City's team bus, with players and coaching staff on board, stopped for around 25 minutes in area close to attack so club medics could tend to woman who had been struck by vehicle
Manchester City staff help road accident victim hours after team bus attack by Liverpool fans
Manchester City medical staff stopped to treat a road accident victim outside Anfield following Wednesday's Uefa Champions League loss to Liverpool.
City's team bus, with players and coaching staff on board, stopped close to the Arkles pub for around 25 minutes so club medics could tend to a woman who had been struck by a vehicle.
The incident occurred close to where the team's original coach was pelted with objects by Liverpool fans before the game.
City waited until emergency services arrived.
Significant damage was caused to City's original bus as fans' missiles - including bottles, cans and fireworks - struck it on its journey to the stadium.
The attack began at the same spot where Liverpool fans had gathered in their thousands, and continued as the bus turned onto Anfield Road. Visibility was also poor due to red smoke from flares.
City needed a replacement coach after the game, a quarter-final first leg, which they lost 3-0.
European governing body Uefa has opened disciplinary proceedings against Liverpool over the matter.
The attack on the City bus should have led to the game being suspended, according to a psychologist specialising in workplace stress.
"They should have suspended the game, they should never have had the game go ahead," Professor Cary Cooper of the Manchester Business School told Press Association Sport. "Not with players on the bus being intimidated like that. No 1, [suspending the game] is a way of punishing Liverpool and No 2, it's a way of sending a message that this shouldn't happen, but there's no way [the Manchester City players] couldn't have been affected by that.
"Uefa wouldn't have the guts to cancel it for financial reasons - television rights, the people in the stadium.
"The performance was totally uncharacteristic. They must have been unsettled and it must have had a psychological impact on them.
"People think footballers are resilient, but they are normally cosseted, away from the public, they're really well protected - and they're young.
"The majority of them are in their 20s, they're not necessarily life-mature and have been cosseted since the age of 16-17. Then they go to work on a bus and the bus gets attacked before a big event."
Meanwhile, Premier League leaders City are to make a plea to supporters to stay off the pitch at the Etihad Stadium after Saturday's derby against Manchester United.

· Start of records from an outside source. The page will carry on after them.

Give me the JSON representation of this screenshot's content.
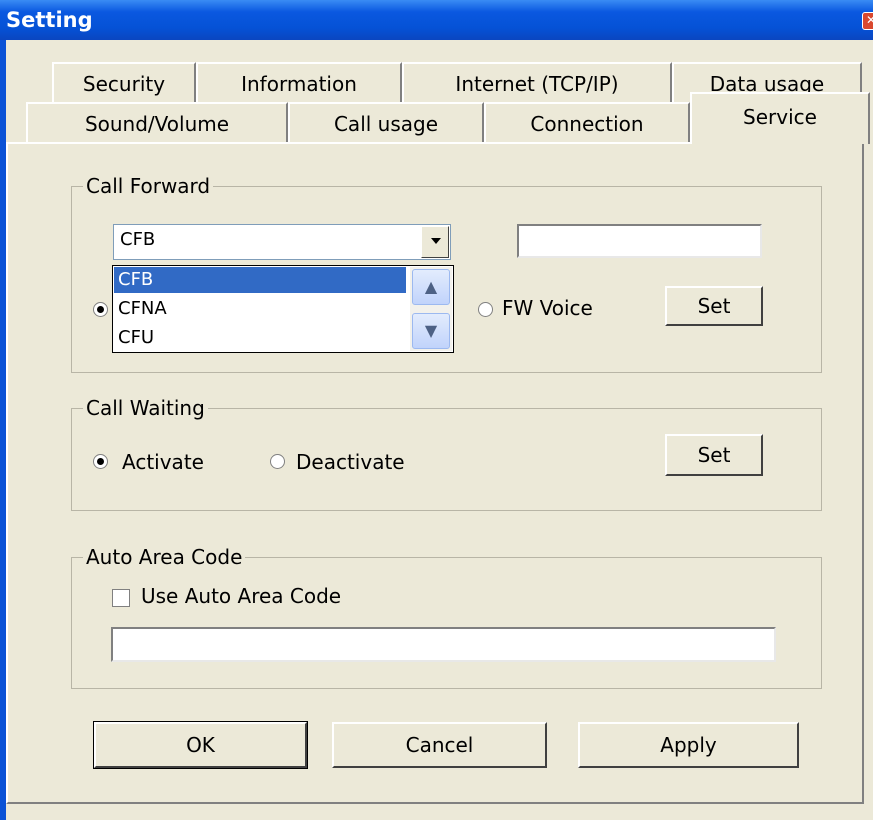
{
  "window": {
    "title": "Setting"
  },
  "tabs": {
    "row1": [
      "Security",
      "Information",
      "Internet (TCP/IP)",
      "Data usage"
    ],
    "row2": [
      "Sound/Volume",
      "Call usage",
      "Connection",
      "Service"
    ],
    "active": "Service"
  },
  "call_forward": {
    "title": "Call Forward",
    "combo_value": "CFB",
    "number_value": "",
    "dropdown_options": [
      "CFB",
      "CFNA",
      "CFU"
    ],
    "dropdown_selected": "CFB",
    "fw_voice_label": "FW Voice",
    "set_label": "Set"
  },
  "call_waiting": {
    "title": "Call Waiting",
    "activate_label": "Activate",
    "deactivate_label": "Deactivate",
    "selected": "Activate",
    "set_label": "Set"
  },
  "auto_area_code": {
    "title": "Auto Area Code",
    "checkbox_label": "Use Auto Area Code",
    "checked": false,
    "value": ""
  },
  "buttons": {
    "ok": "OK",
    "cancel": "Cancel",
    "apply": "Apply"
  }
}
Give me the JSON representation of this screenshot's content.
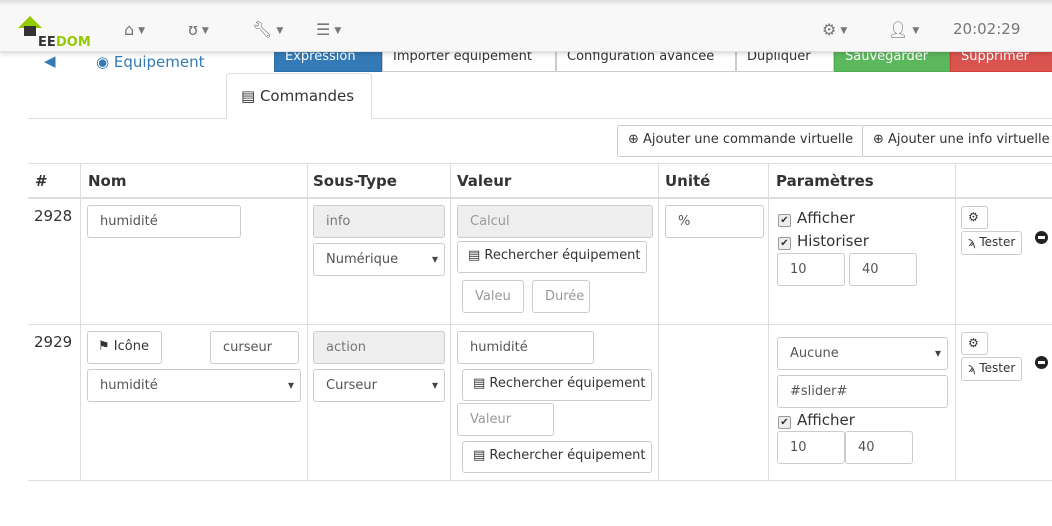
{
  "header": {
    "logo_text_a": "EE",
    "logo_text_b": "DOM",
    "time": "20:02:29",
    "nav_icons": [
      "home-icon",
      "stethoscope-icon",
      "wrench-icon",
      "tasks-icon"
    ],
    "right_icons": [
      "cogs-icon",
      "user-icon"
    ]
  },
  "toolbar": {
    "back_icon": "arrow-circle-left-icon",
    "equipment_tab": "Equipement",
    "expression": "Expression",
    "import": "Importer équipement",
    "advanced": "Configuration avancée",
    "duplicate": "Dupliquer",
    "save": "Sauvegarder",
    "delete": "Supprimer",
    "commands_tab": "Commandes",
    "add_command": "Ajouter une commande virtuelle",
    "add_info": "Ajouter une info virtuelle"
  },
  "colors": {
    "primary": "#337ab7",
    "success": "#5cb85c",
    "danger": "#d9534f",
    "logo_green": "#94ca02"
  },
  "table": {
    "headers": [
      "#",
      "Nom",
      "Sous-Type",
      "Valeur",
      "Unité",
      "Paramètres"
    ],
    "rows": [
      {
        "id": "2928",
        "name": "humidité",
        "type": "info",
        "subtype": "Numérique",
        "value_placeholder": "Calcul",
        "search": "Rechercher équipement",
        "valeur_placeholder": "Valeu",
        "duree_placeholder": "Durée",
        "unit": "%",
        "afficher": "Afficher",
        "historiser": "Historiser",
        "min": "10",
        "max": "40",
        "test": "Tester"
      },
      {
        "id": "2929",
        "icon_btn": "Icône",
        "name": "curseur",
        "parent": "humidité",
        "type": "action",
        "subtype": "Curseur",
        "value": "humidité",
        "search": "Rechercher équipement",
        "valeur_placeholder": "Valeur",
        "search2": "Rechercher équipement",
        "param_select": "Aucune",
        "slider": "#slider#",
        "afficher": "Afficher",
        "min": "10",
        "max": "40",
        "test": "Tester"
      }
    ]
  }
}
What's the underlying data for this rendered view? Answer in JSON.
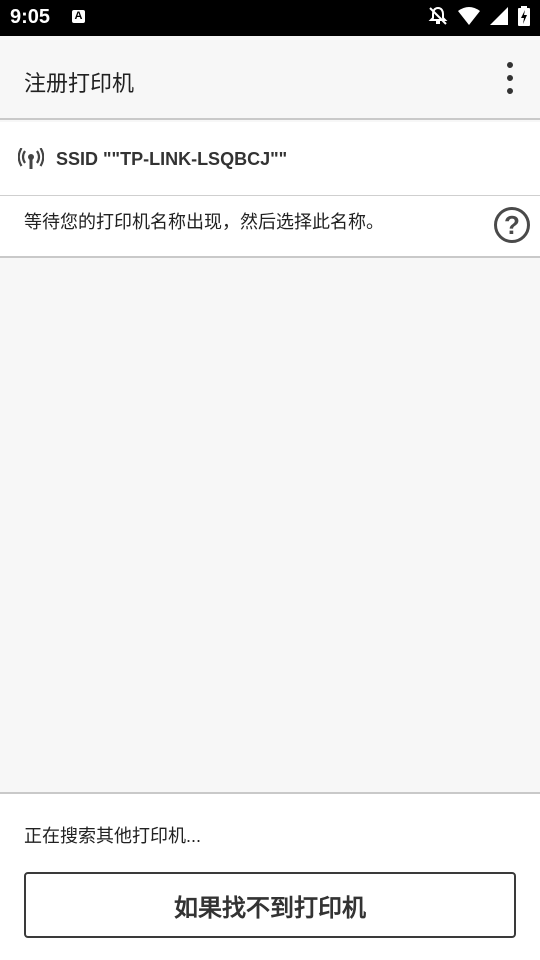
{
  "status_bar": {
    "time": "9:05",
    "a_glyph": "A",
    "icons": [
      "text-a-icon",
      "notifications-off-icon",
      "wifi-icon",
      "cell-signal-icon",
      "battery-charging-icon"
    ]
  },
  "app_bar": {
    "title": "注册打印机",
    "overflow_icon": "more-vert-icon"
  },
  "ssid": {
    "icon": "wireless-signal-icon",
    "label": "SSID \"\"TP-LINK-LSQBCJ\"\""
  },
  "instruction": {
    "text": "等待您的打印机名称出现，然后选择此名称。",
    "help_glyph": "?"
  },
  "bottom": {
    "searching_text": "正在搜索其他打印机...",
    "not_found_button": "如果找不到打印机"
  },
  "colors": {
    "background": "#f7f7f7",
    "status_bar": "#000000",
    "text": "#212121"
  }
}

City can clinch the title with a victory over their rivals but the club want to avoid damage to the pitch by excessive celebrations ahead of next Tuesday's second leg against Liverpool.